Did UN accept sample letters?
For want of sufficient number of complaints received by the UN Panel of Experts, those seeking to haul Sri Lanka up before an international war crimes court launched a special project to collect evidence. Remember, the original bid was to move an exclusive international court against Sri Lanka. They cajoled people to lodge complaints with the PoE. On Dec 08, 2010, seven days before the expiry of the first deadline to submit complaints, ‘Eelam View’ website appealed for more complaints with specific request that those not directly affected by the conflict or crimes against humanity perpetrated by Sri Lankan political leadership and the military case also submit. In a bid to facilitate the project undertaken by the PoE on behalf of the UN, ‘Eelam View’ posted 25 sample letters to be submitted to the three member panel. The UN extended the deadline to Dec 31, 2010 for want of Diaspora interests. UN confidentiality clause so far effectively prevented examination of evidence presented against Sri Lanka though on the basis of unsubstantiated accusations Geneva moved accountability resolution. Sri Lanka lacked spine at least to voice its concern at the UNHRC over the way Western powers in consultation with the four-party Tamil National Alliance (TNA) handled the Sri Lanka war crimes issue. Click the line below to access sample letters.

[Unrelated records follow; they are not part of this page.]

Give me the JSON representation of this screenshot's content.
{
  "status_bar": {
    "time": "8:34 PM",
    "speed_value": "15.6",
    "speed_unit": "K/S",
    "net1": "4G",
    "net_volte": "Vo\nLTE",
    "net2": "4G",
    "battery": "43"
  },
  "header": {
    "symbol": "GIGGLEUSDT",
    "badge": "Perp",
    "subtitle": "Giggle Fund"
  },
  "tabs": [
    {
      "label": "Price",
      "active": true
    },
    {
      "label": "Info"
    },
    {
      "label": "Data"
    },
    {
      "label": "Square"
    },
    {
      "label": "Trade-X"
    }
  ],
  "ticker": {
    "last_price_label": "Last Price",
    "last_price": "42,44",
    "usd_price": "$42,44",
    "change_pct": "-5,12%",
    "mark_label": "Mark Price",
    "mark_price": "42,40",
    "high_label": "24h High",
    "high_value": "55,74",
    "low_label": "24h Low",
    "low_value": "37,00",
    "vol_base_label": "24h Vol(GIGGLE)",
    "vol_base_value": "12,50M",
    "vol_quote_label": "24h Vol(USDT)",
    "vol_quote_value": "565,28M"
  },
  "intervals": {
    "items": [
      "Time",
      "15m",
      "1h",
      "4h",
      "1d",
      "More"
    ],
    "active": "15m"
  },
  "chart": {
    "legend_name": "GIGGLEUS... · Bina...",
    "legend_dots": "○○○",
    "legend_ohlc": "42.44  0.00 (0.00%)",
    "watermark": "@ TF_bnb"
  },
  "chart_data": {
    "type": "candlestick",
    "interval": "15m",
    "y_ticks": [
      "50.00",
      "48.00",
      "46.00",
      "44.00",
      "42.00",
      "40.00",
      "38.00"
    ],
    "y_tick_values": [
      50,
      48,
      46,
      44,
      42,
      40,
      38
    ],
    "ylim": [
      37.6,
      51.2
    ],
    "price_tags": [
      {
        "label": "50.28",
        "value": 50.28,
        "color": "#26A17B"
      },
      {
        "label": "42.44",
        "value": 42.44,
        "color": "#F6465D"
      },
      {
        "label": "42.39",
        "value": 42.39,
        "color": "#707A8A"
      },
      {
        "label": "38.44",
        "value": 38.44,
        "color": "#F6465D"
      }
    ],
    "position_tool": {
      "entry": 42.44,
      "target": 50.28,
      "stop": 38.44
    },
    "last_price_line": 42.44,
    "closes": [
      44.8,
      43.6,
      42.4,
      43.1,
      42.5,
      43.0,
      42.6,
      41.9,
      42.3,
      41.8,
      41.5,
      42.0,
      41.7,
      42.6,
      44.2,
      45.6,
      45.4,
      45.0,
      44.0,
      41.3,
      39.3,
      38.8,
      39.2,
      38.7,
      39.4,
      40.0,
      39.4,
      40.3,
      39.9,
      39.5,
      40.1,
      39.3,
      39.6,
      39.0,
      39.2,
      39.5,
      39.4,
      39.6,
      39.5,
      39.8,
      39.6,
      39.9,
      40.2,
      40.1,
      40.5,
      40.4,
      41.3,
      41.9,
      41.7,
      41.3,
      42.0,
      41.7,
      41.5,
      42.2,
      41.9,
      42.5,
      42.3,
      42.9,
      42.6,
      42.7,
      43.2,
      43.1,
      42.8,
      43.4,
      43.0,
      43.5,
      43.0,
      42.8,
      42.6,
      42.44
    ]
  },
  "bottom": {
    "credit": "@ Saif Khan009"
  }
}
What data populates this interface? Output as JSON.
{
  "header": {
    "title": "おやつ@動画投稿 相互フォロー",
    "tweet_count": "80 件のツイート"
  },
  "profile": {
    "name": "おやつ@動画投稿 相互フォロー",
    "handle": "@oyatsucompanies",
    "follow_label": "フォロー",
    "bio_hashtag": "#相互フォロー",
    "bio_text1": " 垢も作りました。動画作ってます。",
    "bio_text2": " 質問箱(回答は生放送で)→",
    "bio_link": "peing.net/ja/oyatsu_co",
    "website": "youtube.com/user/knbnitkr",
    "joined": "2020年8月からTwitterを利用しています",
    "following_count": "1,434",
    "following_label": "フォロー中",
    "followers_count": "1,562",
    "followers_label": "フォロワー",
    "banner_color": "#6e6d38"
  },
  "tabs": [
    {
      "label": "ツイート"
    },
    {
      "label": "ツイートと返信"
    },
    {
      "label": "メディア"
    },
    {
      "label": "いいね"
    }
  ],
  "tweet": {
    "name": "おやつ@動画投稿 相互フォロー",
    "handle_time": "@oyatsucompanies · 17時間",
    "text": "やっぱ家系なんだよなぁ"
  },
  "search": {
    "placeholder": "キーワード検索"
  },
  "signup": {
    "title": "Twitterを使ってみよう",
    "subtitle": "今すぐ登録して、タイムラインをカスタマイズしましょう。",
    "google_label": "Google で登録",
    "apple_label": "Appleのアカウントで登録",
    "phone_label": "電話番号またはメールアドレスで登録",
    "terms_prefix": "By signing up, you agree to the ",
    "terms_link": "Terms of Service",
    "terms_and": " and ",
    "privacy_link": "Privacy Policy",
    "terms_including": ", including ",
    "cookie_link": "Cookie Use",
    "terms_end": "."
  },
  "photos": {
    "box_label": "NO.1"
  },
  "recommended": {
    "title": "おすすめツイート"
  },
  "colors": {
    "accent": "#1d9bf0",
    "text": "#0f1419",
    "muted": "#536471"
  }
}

Nearly a decade after the PoE released its highly disputed report, Sri Lanka does not know as to how the UN reached the conclusion that 40,000 civilians perished on the Vanni east front. But, now we know 40,000 did not die there as alleged. Thanks to Wiki Leaks, we are aware the Army conducted the final assault cautiously at its own expense.
A cable dated July 15, 2009 signed by the then Geneva-based US Ambassador Clint Williamson cleared the Sri Lankan Army of crimes against humanity. The cable addressed to the US State Department was based on a confidential conversation Ambassador Williamson had with the then ICRC head of operations for South Asia, Jacque de Maio, on July 9, 2009. Ambassador Williamson wrote: "The Army was determined not to let the LTTE escape from its shrinking territory, even though this meant the civilians being kept hostage by the LTTE were at an increasing risk. So, de Maio said, while one could safely say that there were ‘serious, widespread violations of international humanitarian law,’ by the Sri Lankan forces, it didn’t amount to genocide. He could cite examples of where the army had stopped shelling when the ICRC informed them it was killing civilians. In fact, the army actually could have won the military battle faster with higher civilian casualties, yet they chose a slower approach which led to a greater number of Sri Lankan military deaths. He concluded however, by asserting that the GoSL failed to recognize its obligation to protect civilians, despite the approach leading to higher military casualties."
Sri Lanka never bothered at least to mention this in its defence in Geneva or any other forum. Perhaps, an internal investigation is required to ascertain whether politicians, officials and the military deliberately denied Sri Lanka proper defence to facilitate the Geneva project. Actually Geneva project is political. There is absolutely no doubt about it. Western powers exploited Geneva to push Sri Lanka to engage in constitutional reforms process meant to abolish the country’s unitary status.